- Work required: Write out every entry word for word.

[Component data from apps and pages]
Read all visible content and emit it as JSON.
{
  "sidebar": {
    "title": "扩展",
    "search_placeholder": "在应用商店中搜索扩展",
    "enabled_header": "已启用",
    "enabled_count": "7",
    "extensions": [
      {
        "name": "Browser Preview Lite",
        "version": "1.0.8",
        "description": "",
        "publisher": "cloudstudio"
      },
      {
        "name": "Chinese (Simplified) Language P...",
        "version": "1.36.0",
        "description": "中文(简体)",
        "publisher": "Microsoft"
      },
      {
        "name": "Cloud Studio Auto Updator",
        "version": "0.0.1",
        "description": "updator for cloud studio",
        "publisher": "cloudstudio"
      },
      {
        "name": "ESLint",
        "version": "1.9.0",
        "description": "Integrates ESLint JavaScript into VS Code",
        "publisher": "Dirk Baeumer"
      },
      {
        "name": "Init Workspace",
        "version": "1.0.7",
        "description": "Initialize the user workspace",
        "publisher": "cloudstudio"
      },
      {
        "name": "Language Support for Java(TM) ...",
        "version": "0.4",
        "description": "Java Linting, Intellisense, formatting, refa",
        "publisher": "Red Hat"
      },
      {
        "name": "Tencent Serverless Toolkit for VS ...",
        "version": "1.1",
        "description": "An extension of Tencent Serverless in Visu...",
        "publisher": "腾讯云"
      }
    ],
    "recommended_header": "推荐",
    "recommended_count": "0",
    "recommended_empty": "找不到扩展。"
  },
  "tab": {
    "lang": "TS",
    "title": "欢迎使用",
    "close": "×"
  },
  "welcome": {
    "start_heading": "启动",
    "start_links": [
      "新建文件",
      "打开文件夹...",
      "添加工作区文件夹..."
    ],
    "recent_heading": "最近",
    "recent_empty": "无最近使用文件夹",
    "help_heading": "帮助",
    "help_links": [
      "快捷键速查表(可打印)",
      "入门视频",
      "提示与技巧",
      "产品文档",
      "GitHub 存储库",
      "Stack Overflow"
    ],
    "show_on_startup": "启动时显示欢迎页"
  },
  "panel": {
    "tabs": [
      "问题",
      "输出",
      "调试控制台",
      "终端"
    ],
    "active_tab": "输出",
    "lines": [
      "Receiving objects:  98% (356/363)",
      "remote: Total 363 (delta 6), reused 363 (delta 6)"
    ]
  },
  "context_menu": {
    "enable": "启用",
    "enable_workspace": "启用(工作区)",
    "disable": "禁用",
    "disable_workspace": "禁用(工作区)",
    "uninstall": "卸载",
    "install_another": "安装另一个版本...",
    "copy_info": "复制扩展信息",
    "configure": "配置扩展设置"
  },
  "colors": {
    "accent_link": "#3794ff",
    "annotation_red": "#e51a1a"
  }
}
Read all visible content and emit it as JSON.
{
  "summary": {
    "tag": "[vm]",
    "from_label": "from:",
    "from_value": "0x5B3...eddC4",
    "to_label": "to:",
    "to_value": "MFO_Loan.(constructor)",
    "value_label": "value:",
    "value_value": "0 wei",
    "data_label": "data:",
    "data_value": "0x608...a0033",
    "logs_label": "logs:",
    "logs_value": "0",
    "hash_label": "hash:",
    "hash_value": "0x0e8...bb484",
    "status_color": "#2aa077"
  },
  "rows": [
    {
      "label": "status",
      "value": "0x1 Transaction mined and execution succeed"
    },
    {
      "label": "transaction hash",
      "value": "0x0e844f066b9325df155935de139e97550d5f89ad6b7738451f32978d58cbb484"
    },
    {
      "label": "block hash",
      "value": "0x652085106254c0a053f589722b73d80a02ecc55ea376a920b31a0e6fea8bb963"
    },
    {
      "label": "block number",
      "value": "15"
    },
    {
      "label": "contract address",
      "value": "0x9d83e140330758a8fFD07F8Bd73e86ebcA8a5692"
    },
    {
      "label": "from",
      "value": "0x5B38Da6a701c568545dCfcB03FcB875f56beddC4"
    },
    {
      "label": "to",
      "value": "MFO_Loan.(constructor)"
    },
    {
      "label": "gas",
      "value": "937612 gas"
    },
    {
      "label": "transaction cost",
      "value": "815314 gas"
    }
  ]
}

- Result:
Read all visible content and emit it as JSON.
{
  "sidebar": {
    "title": "扩展",
    "search_placeholder": "在应用商店中搜索扩展",
    "enabled_header": "已启用",
    "enabled_count": "7",
    "extensions": [
      {
        "name": "Browser Preview Lite",
        "version": "1.0.8",
        "description": "",
        "publisher": "cloudstudio"
      },
      {
        "name": "Chinese (Simplified) Language P...",
        "version": "1.36.0",
        "description": "中文(简体)",
        "publisher": "Microsoft"
      },
      {
        "name": "Cloud Studio Auto Updator",
        "version": "0.0.1",
        "description": "updator for cloud studio",
        "publisher": "cloudstudio"
      },
      {
        "name": "ESLint",
        "version": "1.9.0",
        "description": "Integrates ESLint JavaScript into VS Code",
        "publisher": "Dirk Baeumer"
      },
      {
        "name": "Init Workspace",
        "version": "1.0.7",
        "description": "Initialize the user workspace",
        "publisher": "cloudstudio"
      },
      {
        "name": "Language Support for Java(TM) ...",
        "version": "0.4",
        "description": "Java Linting, Intellisense, formatting, refa",
        "publisher": "Red Hat"
      },
      {
        "name": "Tencent Serverless Toolkit for VS ...",
        "version": "1.1",
        "description": "An extension of Tencent Serverless in Visu...",
        "publisher": "腾讯云"
      }
    ],
    "recommended_header": "推荐",
    "recommended_count": "0",
    "recommended_empty": "找不到扩展。"
  },
  "tab": {
    "lang": "TS",
    "title": "欢迎使用",
    "close": "×"
  },
  "welcome": {
    "start_heading": "启动",
    "start_links": [
      "新建文件",
      "打开文件夹...",
      "添加工作区文件夹..."
    ],
    "recent_heading": "最近",
    "recent_empty": "无最近使用文件夹",
    "help_heading": "帮助",
    "help_links": [
      "快捷键速查表(可打印)",
      "入门视频",
      "提示与技巧",
      "产品文档",
      "GitHub 存储库",
      "Stack Overflow"
    ],
    "show_on_startup": "启动时显示欢迎页"
  },
  "panel": {
    "tabs": [
      "问题",
      "输出",
      "调试控制台",
      "终端"
    ],
    "active_tab": "输出",
    "lines": [
      "Receiving objects:  98% (356/363)",
      "remote: Total 363 (delta 6), reused 363 (delta 6)"
    ]
  },
  "context_menu": {
    "enable": "启用",
    "enable_workspace": "启用(工作区)",
    "disable": "禁用",
    "disable_workspace": "禁用(工作区)",
    "uninstall": "卸载",
    "install_another": "安装另一个版本...",
    "copy_info": "复制扩展信息",
    "configure": "配置扩展设置"
  },
  "colors": {
    "accent_link": "#3794ff",
    "annotation_red": "#e51a1a"
  }
}
Read all visible content and emit it as JSON.
{
  "summary": {
    "tag": "[vm]",
    "from_label": "from:",
    "from_value": "0x5B3...eddC4",
    "to_label": "to:",
    "to_value": "MFO_Loan.(constructor)",
    "value_label": "value:",
    "value_value": "0 wei",
    "data_label": "data:",
    "data_value": "0x608...a0033",
    "logs_label": "logs:",
    "logs_value": "0",
    "hash_label": "hash:",
    "hash_value": "0x0e8...bb484",
    "status_color": "#2aa077"
  },
  "rows": [
    {
      "label": "status",
      "value": "0x1 Transaction mined and execution succeed"
    },
    {
      "label": "transaction hash",
      "value": "0x0e844f066b9325df155935de139e97550d5f89ad6b7738451f32978d58cbb484"
    },
    {
      "label": "block hash",
      "value": "0x652085106254c0a053f589722b73d80a02ecc55ea376a920b31a0e6fea8bb963"
    },
    {
      "label": "block number",
      "value": "15"
    },
    {
      "label": "contract address",
      "value": "0x9d83e140330758a8fFD07F8Bd73e86ebcA8a5692"
    },
    {
      "label": "from",
      "value": "0x5B38Da6a701c568545dCfcB03FcB875f56beddC4"
    },
    {
      "label": "to",
      "value": "MFO_Loan.(constructor)"
    },
    {
      "label": "gas",
      "value": "937612 gas"
    },
    {
      "label": "transaction cost",
      "value": "815314 gas"
    }
  ]
}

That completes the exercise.